(Records excerpted from a collection)
***

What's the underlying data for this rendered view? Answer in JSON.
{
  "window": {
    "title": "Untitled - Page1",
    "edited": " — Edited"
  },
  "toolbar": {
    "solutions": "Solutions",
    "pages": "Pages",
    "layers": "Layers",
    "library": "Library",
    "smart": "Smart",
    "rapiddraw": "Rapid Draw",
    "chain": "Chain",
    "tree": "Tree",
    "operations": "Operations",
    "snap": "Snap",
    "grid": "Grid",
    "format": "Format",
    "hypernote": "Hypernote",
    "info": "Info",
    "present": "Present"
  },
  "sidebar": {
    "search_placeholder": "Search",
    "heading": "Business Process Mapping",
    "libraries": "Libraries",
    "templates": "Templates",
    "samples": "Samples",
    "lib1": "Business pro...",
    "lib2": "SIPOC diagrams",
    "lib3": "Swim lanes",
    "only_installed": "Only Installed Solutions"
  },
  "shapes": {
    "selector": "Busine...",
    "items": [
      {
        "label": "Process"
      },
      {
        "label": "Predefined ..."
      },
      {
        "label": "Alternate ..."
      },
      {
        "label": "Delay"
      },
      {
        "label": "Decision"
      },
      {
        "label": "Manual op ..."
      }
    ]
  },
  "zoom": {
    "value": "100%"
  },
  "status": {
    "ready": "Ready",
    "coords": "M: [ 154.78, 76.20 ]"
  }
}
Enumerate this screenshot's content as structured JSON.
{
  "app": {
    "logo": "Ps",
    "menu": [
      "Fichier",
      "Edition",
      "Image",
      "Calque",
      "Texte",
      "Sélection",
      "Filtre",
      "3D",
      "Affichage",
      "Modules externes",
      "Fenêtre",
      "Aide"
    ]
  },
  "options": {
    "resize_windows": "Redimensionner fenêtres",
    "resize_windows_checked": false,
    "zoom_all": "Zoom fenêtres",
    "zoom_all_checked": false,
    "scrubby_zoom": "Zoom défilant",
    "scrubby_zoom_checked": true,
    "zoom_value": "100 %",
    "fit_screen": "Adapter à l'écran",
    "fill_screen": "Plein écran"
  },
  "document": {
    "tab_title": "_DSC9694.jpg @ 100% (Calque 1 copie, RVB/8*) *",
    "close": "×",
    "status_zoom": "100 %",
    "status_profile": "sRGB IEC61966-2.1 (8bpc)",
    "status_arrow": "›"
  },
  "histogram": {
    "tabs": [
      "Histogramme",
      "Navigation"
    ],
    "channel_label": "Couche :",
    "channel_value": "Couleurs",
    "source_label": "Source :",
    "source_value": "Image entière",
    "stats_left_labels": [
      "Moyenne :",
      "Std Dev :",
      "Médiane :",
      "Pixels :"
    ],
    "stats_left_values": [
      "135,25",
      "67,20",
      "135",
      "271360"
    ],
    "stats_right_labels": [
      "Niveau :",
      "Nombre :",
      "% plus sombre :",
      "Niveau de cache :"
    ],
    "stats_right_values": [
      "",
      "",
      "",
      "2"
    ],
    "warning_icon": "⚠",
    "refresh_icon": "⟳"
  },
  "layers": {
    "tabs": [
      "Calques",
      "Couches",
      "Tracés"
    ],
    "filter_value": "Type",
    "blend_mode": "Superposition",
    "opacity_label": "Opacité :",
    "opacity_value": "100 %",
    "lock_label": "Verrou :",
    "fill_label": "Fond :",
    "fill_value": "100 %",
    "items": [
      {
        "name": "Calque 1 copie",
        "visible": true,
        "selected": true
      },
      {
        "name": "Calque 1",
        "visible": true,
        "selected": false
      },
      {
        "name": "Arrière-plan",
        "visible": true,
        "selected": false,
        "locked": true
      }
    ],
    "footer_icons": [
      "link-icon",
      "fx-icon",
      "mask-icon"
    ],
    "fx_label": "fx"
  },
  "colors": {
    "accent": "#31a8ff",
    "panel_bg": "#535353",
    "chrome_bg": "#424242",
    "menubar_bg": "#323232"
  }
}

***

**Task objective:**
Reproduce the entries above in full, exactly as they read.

**Answer section:**
What's the underlying data for this rendered view? Answer in JSON.
{
  "window": {
    "title": "Untitled - Page1",
    "edited": " — Edited"
  },
  "toolbar": {
    "solutions": "Solutions",
    "pages": "Pages",
    "layers": "Layers",
    "library": "Library",
    "smart": "Smart",
    "rapiddraw": "Rapid Draw",
    "chain": "Chain",
    "tree": "Tree",
    "operations": "Operations",
    "snap": "Snap",
    "grid": "Grid",
    "format": "Format",
    "hypernote": "Hypernote",
    "info": "Info",
    "present": "Present"
  },
  "sidebar": {
    "search_placeholder": "Search",
    "heading": "Business Process Mapping",
    "libraries": "Libraries",
    "templates": "Templates",
    "samples": "Samples",
    "lib1": "Business pro...",
    "lib2": "SIPOC diagrams",
    "lib3": "Swim lanes",
    "only_installed": "Only Installed Solutions"
  },
  "shapes": {
    "selector": "Busine...",
    "items": [
      {
        "label": "Process"
      },
      {
        "label": "Predefined ..."
      },
      {
        "label": "Alternate ..."
      },
      {
        "label": "Delay"
      },
      {
        "label": "Decision"
      },
      {
        "label": "Manual op ..."
      }
    ]
  },
  "zoom": {
    "value": "100%"
  },
  "status": {
    "ready": "Ready",
    "coords": "M: [ 154.78, 76.20 ]"
  }
}
Enumerate this screenshot's content as structured JSON.
{
  "app": {
    "logo": "Ps",
    "menu": [
      "Fichier",
      "Edition",
      "Image",
      "Calque",
      "Texte",
      "Sélection",
      "Filtre",
      "3D",
      "Affichage",
      "Modules externes",
      "Fenêtre",
      "Aide"
    ]
  },
  "options": {
    "resize_windows": "Redimensionner fenêtres",
    "resize_windows_checked": false,
    "zoom_all": "Zoom fenêtres",
    "zoom_all_checked": false,
    "scrubby_zoom": "Zoom défilant",
    "scrubby_zoom_checked": true,
    "zoom_value": "100 %",
    "fit_screen": "Adapter à l'écran",
    "fill_screen": "Plein écran"
  },
  "document": {
    "tab_title": "_DSC9694.jpg @ 100% (Calque 1 copie, RVB/8*) *",
    "close": "×",
    "status_zoom": "100 %",
    "status_profile": "sRGB IEC61966-2.1 (8bpc)",
    "status_arrow": "›"
  },
  "histogram": {
    "tabs": [
      "Histogramme",
      "Navigation"
    ],
    "channel_label": "Couche :",
    "channel_value": "Couleurs",
    "source_label": "Source :",
    "source_value": "Image entière",
    "stats_left_labels": [
      "Moyenne :",
      "Std Dev :",
      "Médiane :",
      "Pixels :"
    ],
    "stats_left_values": [
      "135,25",
      "67,20",
      "135",
      "271360"
    ],
    "stats_right_labels": [
      "Niveau :",
      "Nombre :",
      "% plus sombre :",
      "Niveau de cache :"
    ],
    "stats_right_values": [
      "",
      "",
      "",
      "2"
    ],
    "warning_icon": "⚠",
    "refresh_icon": "⟳"
  },
  "layers": {
    "tabs": [
      "Calques",
      "Couches",
      "Tracés"
    ],
    "filter_value": "Type",
    "blend_mode": "Superposition",
    "opacity_label": "Opacité :",
    "opacity_value": "100 %",
    "lock_label": "Verrou :",
    "fill_label": "Fond :",
    "fill_value": "100 %",
    "items": [
      {
        "name": "Calque 1 copie",
        "visible": true,
        "selected": true
      },
      {
        "name": "Calque 1",
        "visible": true,
        "selected": false
      },
      {
        "name": "Arrière-plan",
        "visible": true,
        "selected": false,
        "locked": true
      }
    ],
    "footer_icons": [
      "link-icon",
      "fx-icon",
      "mask-icon"
    ],
    "fx_label": "fx"
  },
  "colors": {
    "accent": "#31a8ff",
    "panel_bg": "#535353",
    "chrome_bg": "#424242",
    "menubar_bg": "#323232"
  }
}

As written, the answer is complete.